## Prompt
In your reply, write out each entry exactly as given.

## Material to process
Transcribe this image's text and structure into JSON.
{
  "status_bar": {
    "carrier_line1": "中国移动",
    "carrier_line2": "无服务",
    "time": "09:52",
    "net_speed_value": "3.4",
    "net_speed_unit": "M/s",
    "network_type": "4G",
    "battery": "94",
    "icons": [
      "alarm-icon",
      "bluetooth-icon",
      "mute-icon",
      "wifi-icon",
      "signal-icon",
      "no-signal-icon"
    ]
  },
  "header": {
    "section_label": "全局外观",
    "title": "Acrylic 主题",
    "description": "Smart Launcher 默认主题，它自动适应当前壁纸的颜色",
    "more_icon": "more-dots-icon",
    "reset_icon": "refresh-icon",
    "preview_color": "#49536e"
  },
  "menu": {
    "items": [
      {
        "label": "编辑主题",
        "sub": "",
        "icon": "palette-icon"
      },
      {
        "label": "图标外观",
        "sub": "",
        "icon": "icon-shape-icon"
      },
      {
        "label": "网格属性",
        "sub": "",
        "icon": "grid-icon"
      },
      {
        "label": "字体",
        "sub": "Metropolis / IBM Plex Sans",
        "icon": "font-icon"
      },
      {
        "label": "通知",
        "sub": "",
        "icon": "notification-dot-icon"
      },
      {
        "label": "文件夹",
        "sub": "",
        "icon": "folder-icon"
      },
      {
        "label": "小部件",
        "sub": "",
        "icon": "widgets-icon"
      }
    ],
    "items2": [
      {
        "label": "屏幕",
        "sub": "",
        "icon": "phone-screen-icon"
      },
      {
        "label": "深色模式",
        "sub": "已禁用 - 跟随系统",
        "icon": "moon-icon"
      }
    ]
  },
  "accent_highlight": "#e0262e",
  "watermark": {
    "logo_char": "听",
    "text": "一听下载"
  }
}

## Solution to this exercise
Transcribe this image's text and structure into JSON.
{
  "status_bar": {
    "carrier_line1": "中国移动",
    "carrier_line2": "无服务",
    "time": "09:52",
    "net_speed_value": "3.4",
    "net_speed_unit": "M/s",
    "network_type": "4G",
    "battery": "94",
    "icons": [
      "alarm-icon",
      "bluetooth-icon",
      "mute-icon",
      "wifi-icon",
      "signal-icon",
      "no-signal-icon"
    ]
  },
  "header": {
    "section_label": "全局外观",
    "title": "Acrylic 主题",
    "description": "Smart Launcher 默认主题，它自动适应当前壁纸的颜色",
    "more_icon": "more-dots-icon",
    "reset_icon": "refresh-icon",
    "preview_color": "#49536e"
  },
  "menu": {
    "items": [
      {
        "label": "编辑主题",
        "sub": "",
        "icon": "palette-icon"
      },
      {
        "label": "图标外观",
        "sub": "",
        "icon": "icon-shape-icon"
      },
      {
        "label": "网格属性",
        "sub": "",
        "icon": "grid-icon"
      },
      {
        "label": "字体",
        "sub": "Metropolis / IBM Plex Sans",
        "icon": "font-icon"
      },
      {
        "label": "通知",
        "sub": "",
        "icon": "notification-dot-icon"
      },
      {
        "label": "文件夹",
        "sub": "",
        "icon": "folder-icon"
      },
      {
        "label": "小部件",
        "sub": "",
        "icon": "widgets-icon"
      }
    ],
    "items2": [
      {
        "label": "屏幕",
        "sub": "",
        "icon": "phone-screen-icon"
      },
      {
        "label": "深色模式",
        "sub": "已禁用 - 跟随系统",
        "icon": "moon-icon"
      }
    ]
  },
  "accent_highlight": "#e0262e",
  "watermark": {
    "logo_char": "听",
    "text": "一听下载"
  }
}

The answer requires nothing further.